In the confines of the show this does make a kind of sense. Realtor Karen (Jennifer Coolidge) is jealous of the wealthier Brannock family, has a motive to want to buy back the house quickly and cheaply via an LLC and flip it for a massive profit, and has enough access to the family to be able to include details in the letter. By the end it’s clear it’s not Karen, in fact she’s just exploiting an already difficult situation. In reality it’s also not super likely. Though the Broaddus’ did use the same realtor when they did eventually sell the house five year later (not to an LLC though, to a young family).
3. The Teacher Did It
This is a strange twist in the story. Could former teacher Roger Kaplan (Michael Nouri), who used to write love letters to a house in Westfield be responsible? In the show Kaplan admired a particular house since childhood but was unable to buy it when it became available because of a higher offer. After many years writing “Ode to a House” poems, Kaplan suddenly turns nasty when the homeowner gets a divorce, in the hope of driving her out. Kaplan’s ex-wife certainly thinks he’s responsible. In real life there was a teacher Robert Kaplow who used to teach his students “Ode to a House” as one of his lessons, encouraging them to write poems addressed to properties. So letters are definitely his MO, and an obsession with architecture also fits. But the Ode to a House letters were all positive, and Kaplow was by all accounts just a very well liked teacher.
2. John Graff Did It
John Graff both definitely did it and also definitely did not do it. In the show Graff is a man who murdered his family, is a religious obsessive who hates change. And we see him escaping from the tunnels under 657 Boulevard, only to pop up in Pearl and Jasper’s house uttering the phrase “they’re onto us”. So while the end of the show reiterates that the case was never solved, the narrative is clearly pointing to Graff. Which is not actually that useful for viewers interested in the real case since Graff is based on a real-life family annihilator, John List, and John List died in 2008 and had nothing to do with The Watcher
1. Pearl and Jasper Did It

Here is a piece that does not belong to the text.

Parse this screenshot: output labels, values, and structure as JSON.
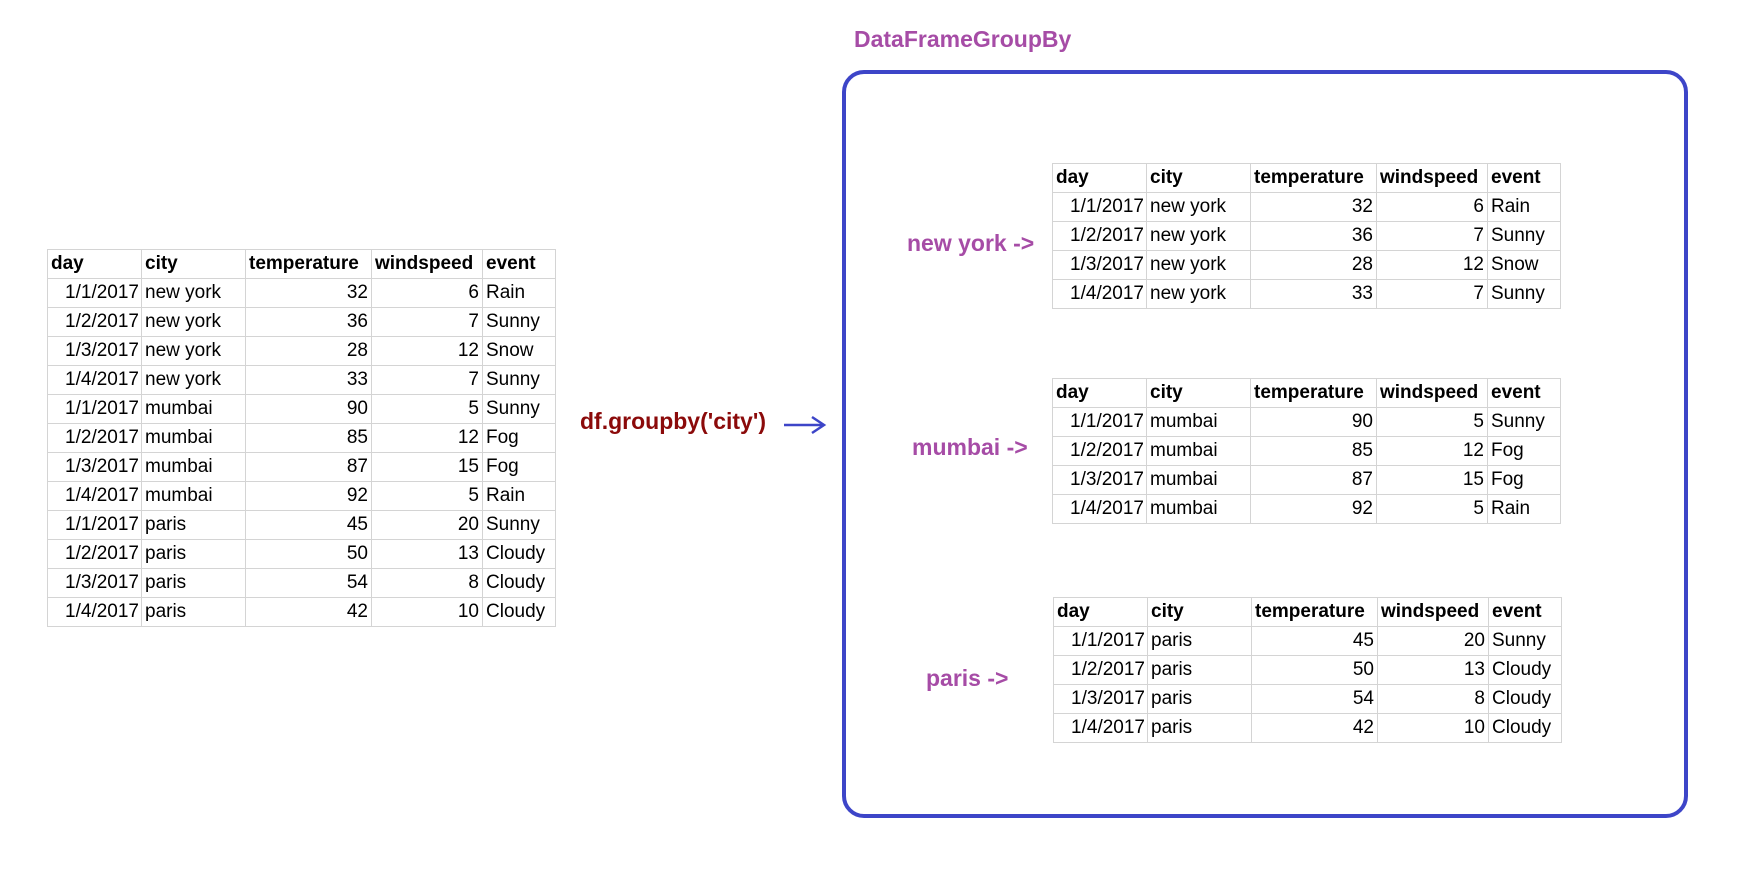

The theory that seems the most logical is that it was Pearl and Jasper (in the show, with John Graff, but ignore that for now). They have been in the neighborhood long enough, they are both obsessed with the house, they live in the right spot to be able to see and hear what’s going on and they are kind of weird. This is also the most compelling theory in real life. The counterparts to Pearl and Jasper are Michael and Abby Langford. They lived right next to 657 Boulevard, with their 90 year old mother Peggy, their father had lived in the house since the 60s and died 12 years earlier, which fits with the timelines in the letters (the writer talks about how their father had watched the house before them and how the mantle had now been passed to them). Experts the Broaddus’ hired suggest there were various indicators that the letters had been written by someone older. The Broaddus’ were convinced it was Michael Langford, and he was interviewed by police several times but always denied it. The Broaddus’ hired experts to look into the family and were even planning to bring a civil suit against him, but were then told the police had ruled the family out as suspects (without saying why). After the female DNA was found on one of the envelopes, one investigator managed to pinch Abby Langford’s water bottle to test against, but it was not a match. Despite this, the Langfords (aka Pearl and Jasper) are definitely our top pick for The Watcher.
The Watcher is available to stream on Netflix now.